More Recession Fears? You don’t say…

Matthew Unger |

It seems as though the media pundits can’t get over their obsession with the yield curve, the trade war, and now the PMI. Why the PMI? It slipped below 50. That’s the purchasing manufacturing index and is a forward-looking indicator. 50 and above means expansionary, Below 50 means contractionary. What’s it at now? 49.9. Hardly something to panic over. That’s not to say there aren’t more recessionary signs than there were 6 months ago. We are well aware that there are less reasons to be bullish than there were 6 months ago. Or are there? Is it just that the market forgets what happened 6 months ago and finds new things to worry about? We believe so, but it also doesn’t mean we aren’t watching the economy and capital markets. That’s a lot of what we do.

US stocks reversed gains, trading lower today after closing higher on Monday. Why? Heightened concerns of the economy due to the yield curve. The trade uncertainty is still weighing on short-term sentiment, and now some people are worried about the PMI. Remember, negative sentiment is actually a reason to be bullish, not bearish, since the herd is wrong far more often than they are right. Also know that whatever is causing a recession or bear market, likely will not be what they are talking about in the financial news media.
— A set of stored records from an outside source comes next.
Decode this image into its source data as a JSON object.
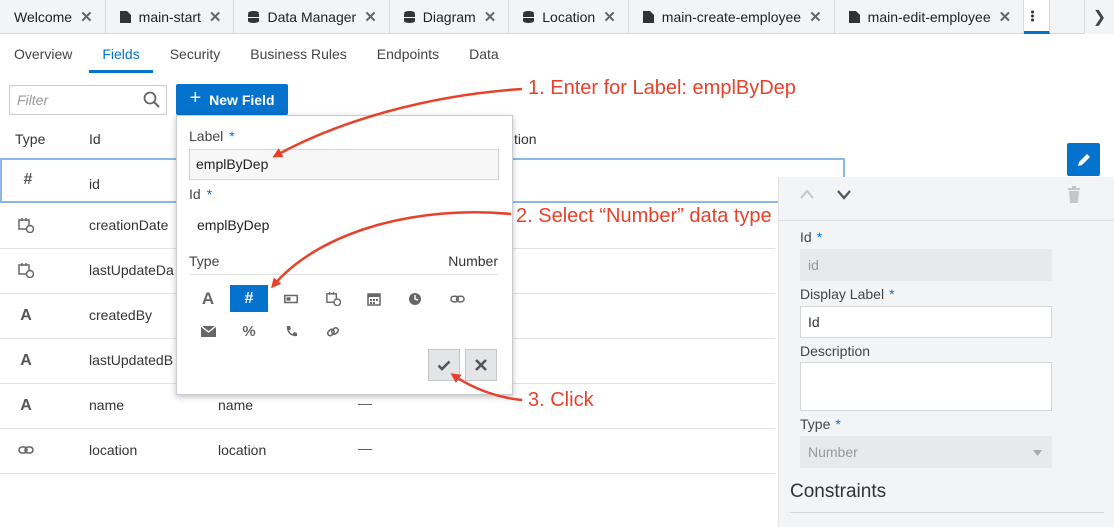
{
  "tabs": [
    {
      "label": "Welcome",
      "icon": "none"
    },
    {
      "label": "main-start",
      "icon": "page-icon"
    },
    {
      "label": "Data Manager",
      "icon": "database-icon"
    },
    {
      "label": "Diagram",
      "icon": "database-icon"
    },
    {
      "label": "Location",
      "icon": "database-icon"
    },
    {
      "label": "main-create-employee",
      "icon": "page-icon"
    },
    {
      "label": "main-edit-employee",
      "icon": "page-icon"
    }
  ],
  "subtabs": [
    "Overview",
    "Fields",
    "Security",
    "Business Rules",
    "Endpoints",
    "Data"
  ],
  "active_subtab": "Fields",
  "filter": {
    "placeholder": "Filter"
  },
  "new_field_label": "New Field",
  "table": {
    "headers": {
      "type": "Type",
      "id": "Id",
      "description_partial": "tion"
    },
    "rows": [
      {
        "icon": "#",
        "id": "id",
        "label": "",
        "desc": ""
      },
      {
        "icon": "datetime",
        "id": "creationDate",
        "label": "",
        "desc": ""
      },
      {
        "icon": "datetime",
        "id": "lastUpdateDa",
        "label": "",
        "desc": ""
      },
      {
        "icon": "A",
        "id": "createdBy",
        "label": "",
        "desc": ""
      },
      {
        "icon": "A",
        "id": "lastUpdatedB",
        "label": "",
        "desc": ""
      },
      {
        "icon": "A",
        "id": "name",
        "label": "name",
        "desc": "—"
      },
      {
        "icon": "link",
        "id": "location",
        "label": "location",
        "desc": "—"
      }
    ]
  },
  "popup": {
    "label_title": "Label",
    "label_value": "emplByDep",
    "id_title": "Id",
    "id_value": "emplByDep",
    "type_title": "Type",
    "type_selected": "Number",
    "required_mark": "*"
  },
  "panel": {
    "id_label": "Id",
    "id_value": "id",
    "display_label_label": "Display Label",
    "display_label_value": "Id",
    "description_label": "Description",
    "type_label": "Type",
    "type_value": "Number",
    "constraints": "Constraints",
    "required_mark": "*"
  },
  "annotations": {
    "step1": "1. Enter for Label: emplByDep",
    "step2": "2. Select “Number” data type",
    "step3": "3. Click"
  },
  "colors": {
    "accent": "#0572ce",
    "annotation": "#e8412a"
  }
}
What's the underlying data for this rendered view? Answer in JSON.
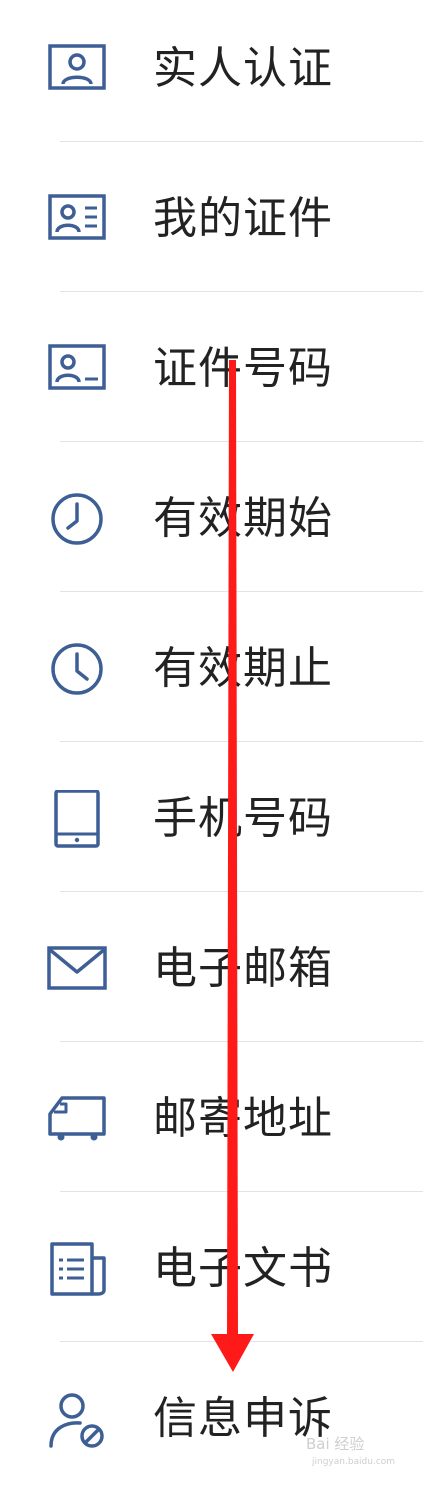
{
  "accent_color": "#3d5f95",
  "arrow_color": "#ff1a1a",
  "menu": {
    "items": [
      {
        "label": "实人认证",
        "icon": "user-id-card-icon"
      },
      {
        "label": "我的证件",
        "icon": "id-card-icon"
      },
      {
        "label": "证件号码",
        "icon": "id-number-card-icon"
      },
      {
        "label": "有效期始",
        "icon": "clock-start-icon"
      },
      {
        "label": "有效期止",
        "icon": "clock-end-icon"
      },
      {
        "label": "手机号码",
        "icon": "tablet-phone-icon"
      },
      {
        "label": "电子邮箱",
        "icon": "envelope-icon"
      },
      {
        "label": "邮寄地址",
        "icon": "delivery-truck-icon"
      },
      {
        "label": "电子文书",
        "icon": "document-icon"
      },
      {
        "label": "信息申诉",
        "icon": "user-blocked-icon"
      }
    ]
  },
  "watermark": {
    "text": "Bai 经验",
    "url_text": "jingyan.baidu.com"
  }
}
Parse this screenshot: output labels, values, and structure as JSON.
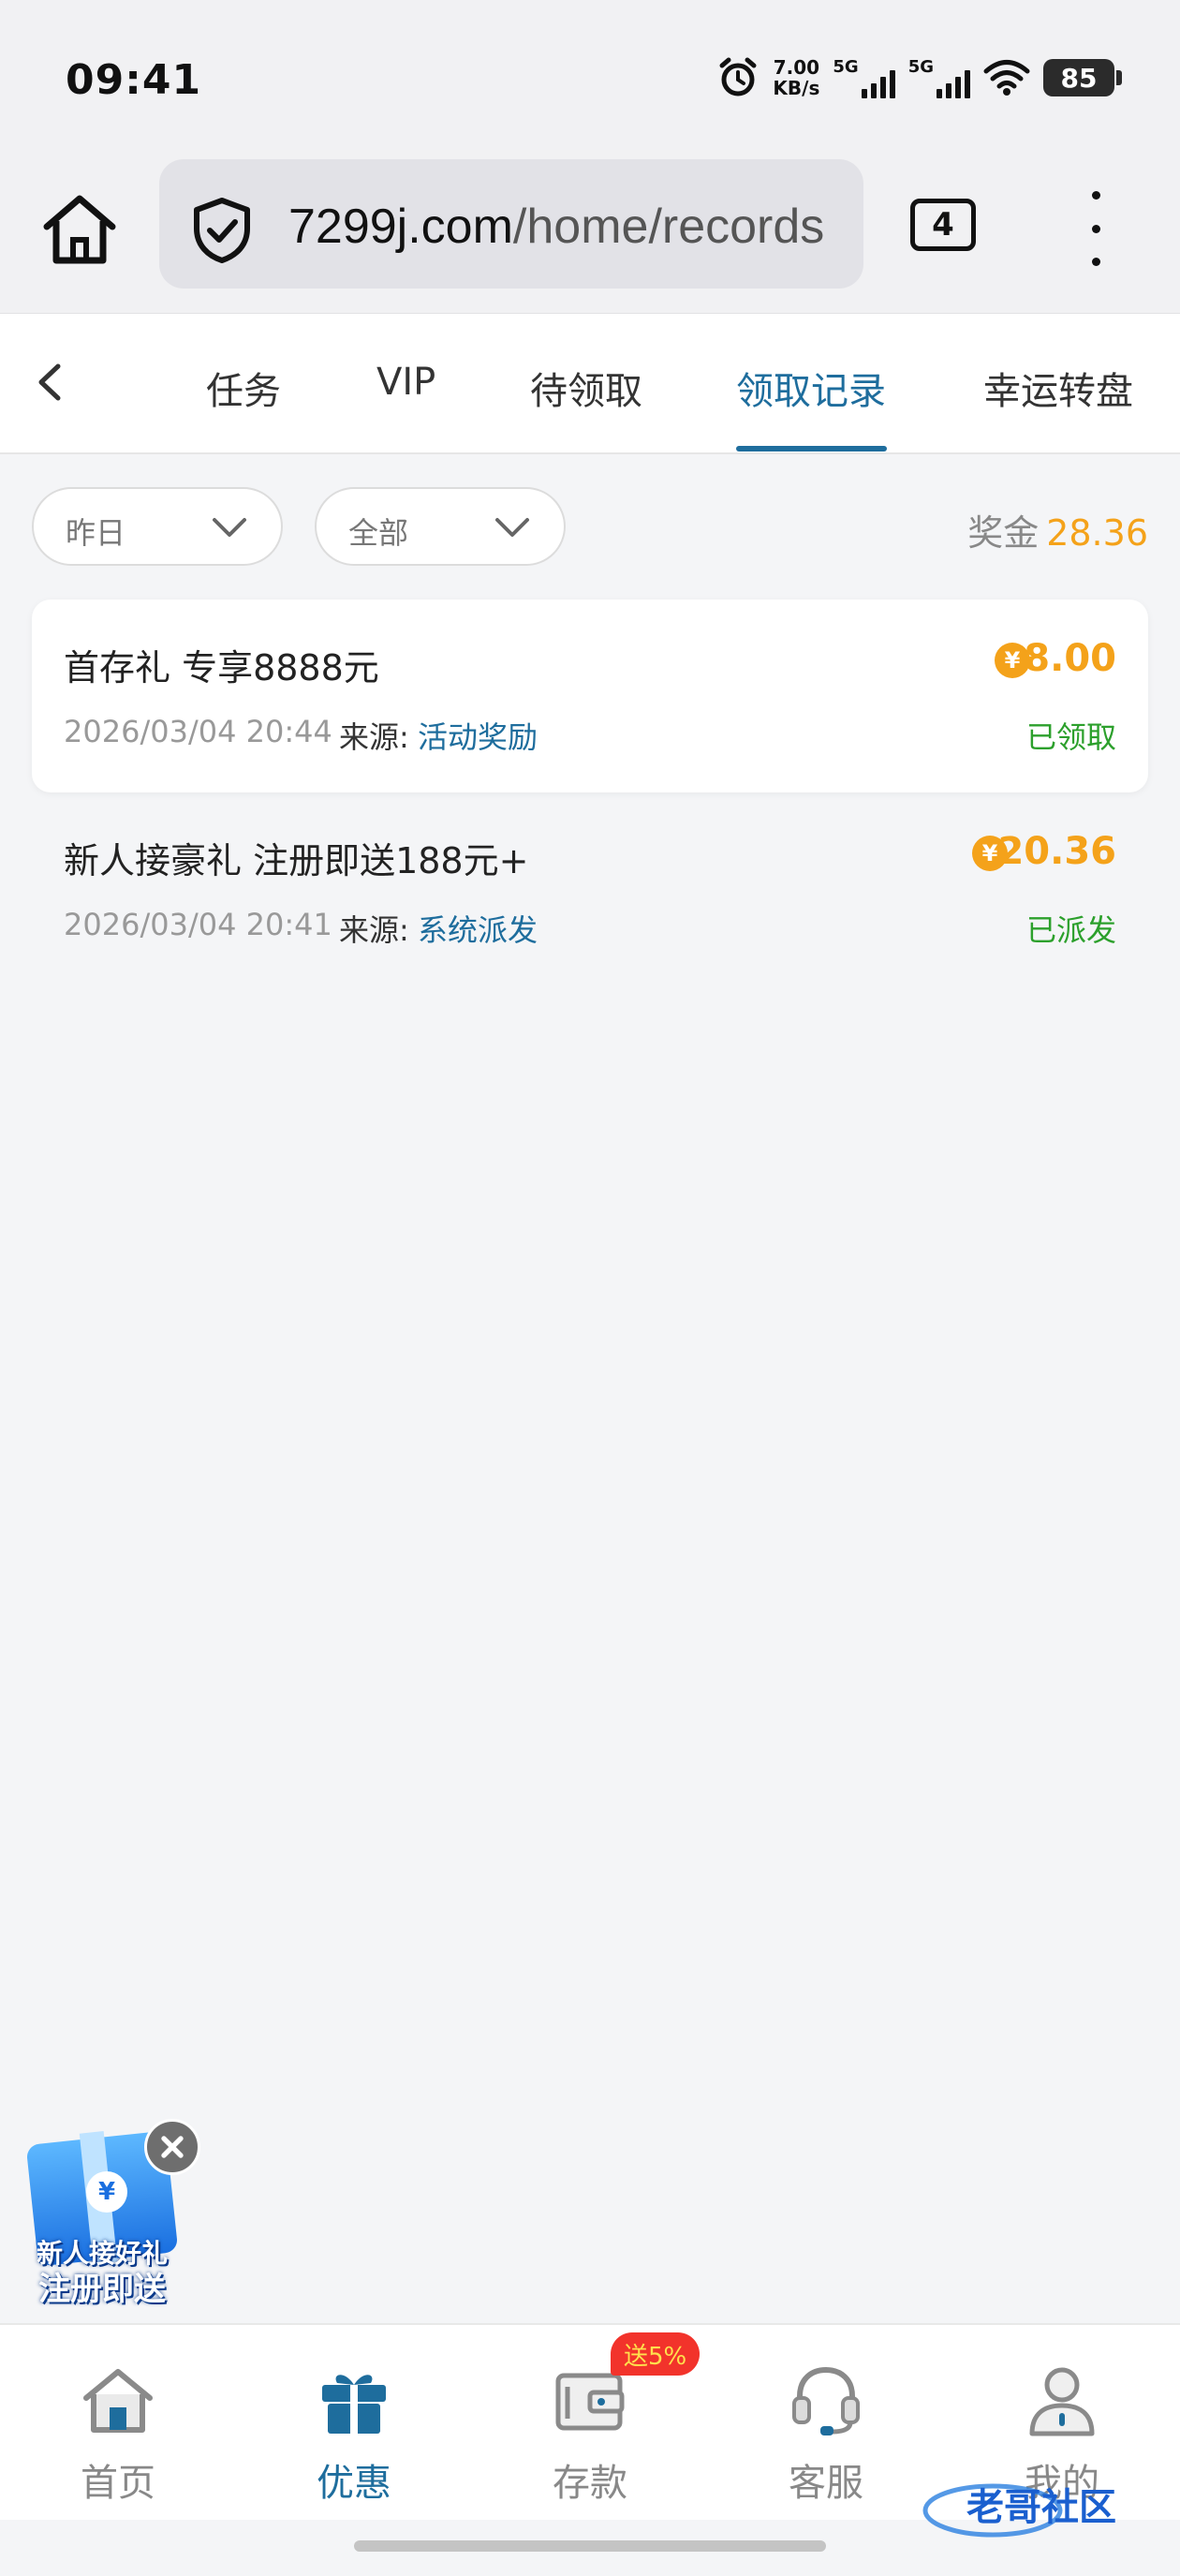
{
  "status_bar": {
    "time": "09:41",
    "net_speed_value": "7.00",
    "net_speed_unit": "KB/s",
    "sim1": "5G",
    "sim2": "5G",
    "battery": "85",
    "icons": [
      "alarm-icon",
      "signal-icon",
      "signal-icon",
      "wifi-icon",
      "battery-icon"
    ]
  },
  "browser": {
    "url_domain": "7299j.com",
    "url_path": "/home/records",
    "tab_count": "4",
    "icons": [
      "home-icon",
      "shield-check-icon",
      "tabs-icon",
      "more-icon"
    ]
  },
  "nav": {
    "tabs": [
      {
        "label": "任务",
        "active": false
      },
      {
        "label": "VIP",
        "active": false
      },
      {
        "label": "待领取",
        "active": false
      },
      {
        "label": "领取记录",
        "active": true
      },
      {
        "label": "幸运转盘",
        "active": false
      }
    ]
  },
  "filters": {
    "date": "昨日",
    "type": "全部"
  },
  "summary": {
    "label": "奖金",
    "amount": "28.36"
  },
  "records": [
    {
      "title": "首存礼 专享8888元",
      "amount": "8.00",
      "date": "2026/03/04 20:44",
      "source_label": "来源:",
      "source": "活动奖励",
      "status": "已领取"
    },
    {
      "title": "新人接豪礼 注册即送188元+",
      "amount": "20.36",
      "date": "2026/03/04 20:41",
      "source_label": "来源:",
      "source": "系统派发",
      "status": "已派发"
    }
  ],
  "promo": {
    "line1": "新人接好礼",
    "line2": "注册即送"
  },
  "bottom_nav": {
    "items": [
      {
        "label": "首页",
        "icon": "home-icon",
        "active": false
      },
      {
        "label": "优惠",
        "icon": "gift-icon",
        "active": true
      },
      {
        "label": "存款",
        "icon": "wallet-icon",
        "active": false
      },
      {
        "label": "客服",
        "icon": "headset-icon",
        "active": false
      },
      {
        "label": "我的",
        "icon": "user-icon",
        "active": false
      }
    ],
    "deposit_badge": "送5%"
  },
  "watermark": "老哥社区",
  "colors": {
    "accent": "#1e6d9d",
    "gold": "#f4a21a",
    "success": "#2ca02c",
    "badge": "#f2332b"
  }
}
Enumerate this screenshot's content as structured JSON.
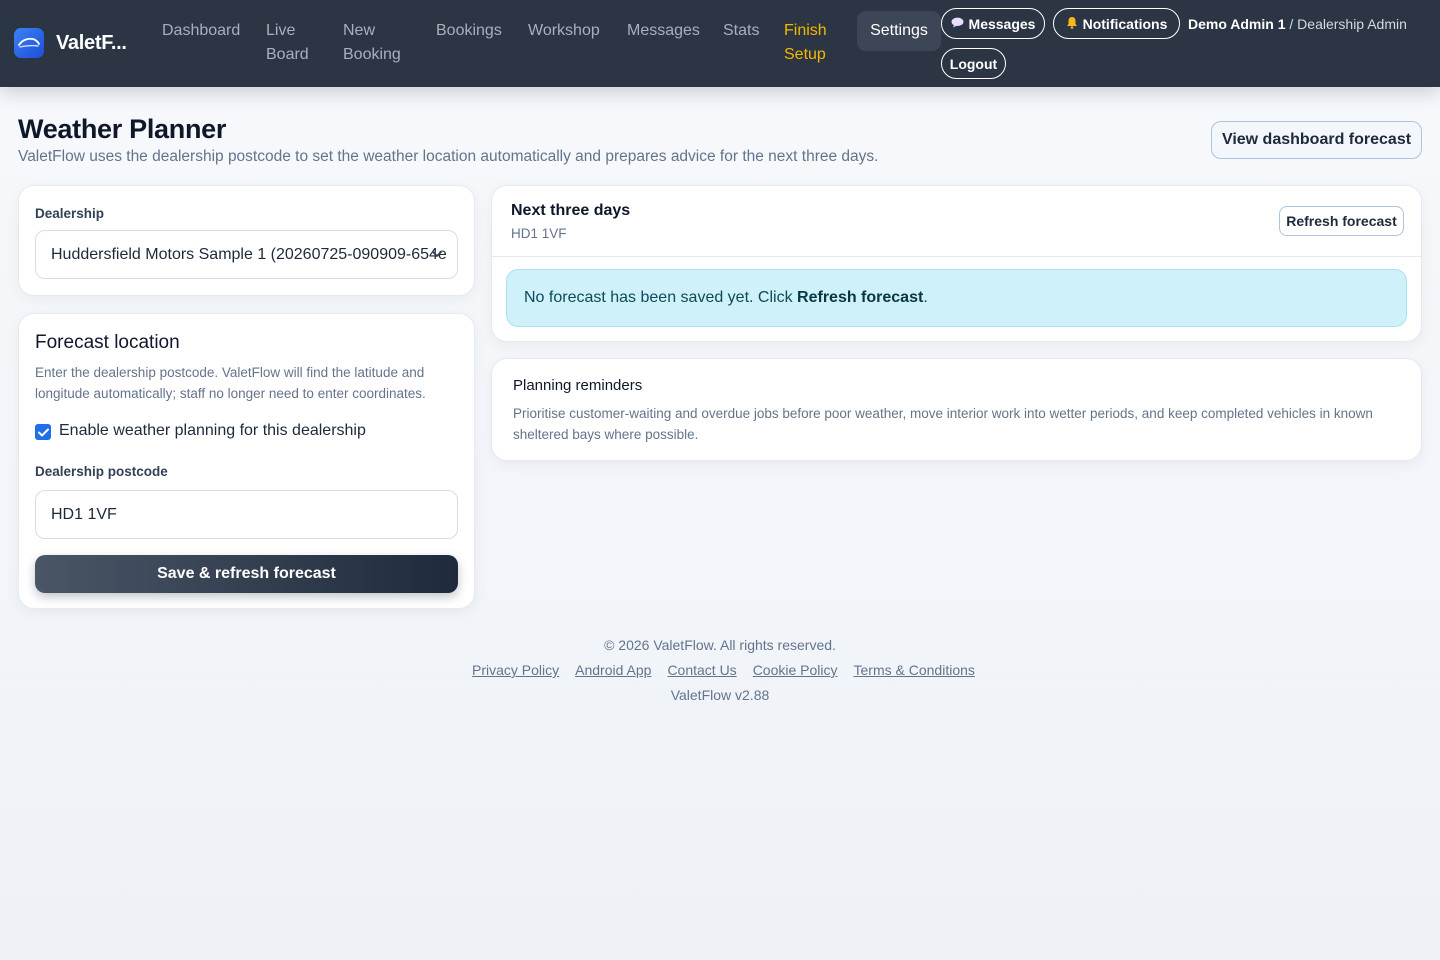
{
  "brand": {
    "name": "ValetF..."
  },
  "nav": {
    "dashboard": "Dashboard",
    "live_board_1": "Live",
    "live_board_2": "Board",
    "new_booking_1": "New",
    "new_booking_2": "Booking",
    "bookings": "Bookings",
    "workshop": "Workshop",
    "messages": "Messages",
    "stats": "Stats",
    "finish_setup_1": "Finish",
    "finish_setup_2": "Setup",
    "settings": "Settings",
    "messages_pill": "Messages",
    "notifications_pill": "Notifications",
    "logout": "Logout",
    "user_name": "Demo Admin 1",
    "user_sep": " / ",
    "user_role": "Dealership Admin"
  },
  "header": {
    "title": "Weather Planner",
    "subtitle": "ValetFlow uses the dealership postcode to set the weather location automatically and prepares advice for the next three days.",
    "dashboard_button": "View dashboard forecast"
  },
  "dealership_card": {
    "label": "Dealership",
    "selected": "Huddersfield Motors Sample 1 (20260725-090909-654e"
  },
  "location_card": {
    "title": "Forecast location",
    "help": "Enter the dealership postcode. ValetFlow will find the latitude and longitude automatically; staff no longer need to enter coordinates.",
    "enable_label": "Enable weather planning for this dealership",
    "enabled": true,
    "postcode_label": "Dealership postcode",
    "postcode_value": "HD1 1VF",
    "save_button": "Save & refresh forecast"
  },
  "forecast_card": {
    "title": "Next three days",
    "postcode": "HD1 1VF",
    "refresh_button": "Refresh forecast",
    "alert_text": "No forecast has been saved yet. Click ",
    "alert_link": "Refresh forecast",
    "alert_end": "."
  },
  "reminders_card": {
    "title": "Planning reminders",
    "text": "Prioritise customer-waiting and overdue jobs before poor weather, move interior work into wetter periods, and keep completed vehicles in known sheltered bays where possible."
  },
  "footer": {
    "copyright": "© 2026 ValetFlow. All rights reserved.",
    "links": [
      "Privacy Policy",
      "Android App",
      "Contact Us",
      "Cookie Policy",
      "Terms & Conditions"
    ],
    "version": "ValetFlow v2.88"
  },
  "colors": {
    "navbar": "#2b3544",
    "accent": "#1e6fe8",
    "finish_setup": "#f5b800",
    "alert_bg": "#cff1f9"
  }
}
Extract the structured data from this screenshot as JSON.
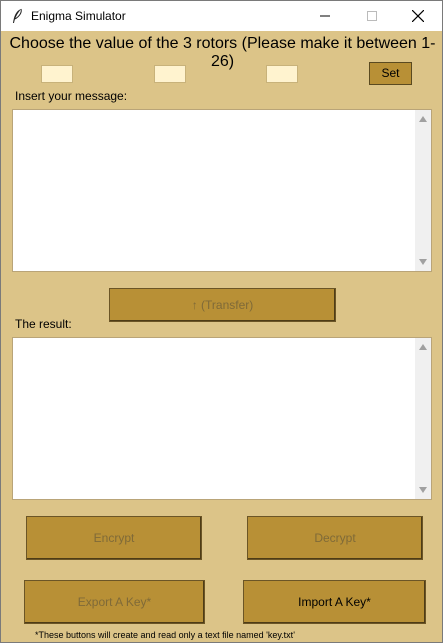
{
  "window": {
    "title": "Enigma Simulator"
  },
  "heading": "Choose the value of the 3 rotors (Please make it between 1-26)",
  "rotors": [
    {
      "value": ""
    },
    {
      "value": ""
    },
    {
      "value": ""
    }
  ],
  "set_button": "Set",
  "message_label": "Insert your message:",
  "message_text": "",
  "transfer_button": "↑ (Transfer)",
  "result_label": "The result:",
  "result_text": "",
  "encrypt_button": "Encrypt",
  "decrypt_button": "Decrypt",
  "export_button": "Export A Key*",
  "import_button": "Import A Key*",
  "footnote": "*These buttons will create and read only a text file named 'key.txt'",
  "colors": {
    "background": "#dcc488",
    "button": "#b89036",
    "entry": "#fff3cf"
  }
}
According to the Philadelphia Federal Reserve’s recent report on state-level leading indicators shows there is about a 1% chance that we are currently in a recession. You read that right, it means there’s a 99% chance we are NOT in a recession.Over the past three months, the indices increased in 44 states, decreased in four states, and remained stable in two, for a three-month diffusion index of 80. In the past month, the indices increased in 37 states, decreased in nine states, and remained stable in four, for a one-month diffusion index of 56. For comparison purposes, the Philadelphia Fed has also developed a similar coincident index for the entire United States. The Philadelphia Fed’s U.S. index increased 0.5 percent over the past three months and 0.2 percent in July. This is just one of many indicators to monitor, and is certainly one of many to remain bullish over.

So why does all of this matter for the investor? An investor’s biggest risk is not getting caught in a bear market (-20+% & deteriorating fundamentals), or a correction (-10% to -20%, positive fundamentals/sentiment driven). It’s missing out on the rally that is currently underway. I’ll even bet that every client could get out at or near the top of a market, but would they know when to get back in? Not knowing when to get back in could cost investors far more than 20-40% that a bear market could, and while markets recover (as they have for the last 10+ years) investors remain on the sidelines.

Be sure to look for opportunities where others aren’t. Sometimes it just takes being a contrarian to do the opposite of what the herd is doing, but make sure you have a strong research strategy and a disciplined process to that you remain loyally steadfast. Not sure? Add a little bit of a sector or a few companies that you think won’t do well. Sometimes you may be surprised. Always remain humble, and know that you can be wrong. Sometimes, being wrong may pay off big. Since you diversify well, that won’t be a problem. And stay bullish. This market has more left in the tank, and you’ll impress your friends and neighbors when you turn out to be the market expert.


*This content is developed from sources believed to be providing accurate information. The information provided is not written or intended as tax or legal advice and may not be relied on for purposes of avoiding any federal tax penalties. Individuals are encouraged to seek advice from their own tax or legal counsel. Individuals involved in the estate planning process should work with an estate planning team, including their own personal legal or tax counsel. Neither the information presented nor any opinion expressed constitutes a representation by us of a specific investment or the purchase or sale of any securities. Asset allocation and diversification do not ensure a profit or protect against loss in declining markets. This material was developed and produced by Focus Asset Management to provide information on a topic that may be of interest. Copyright 2019 Focus Asset Management.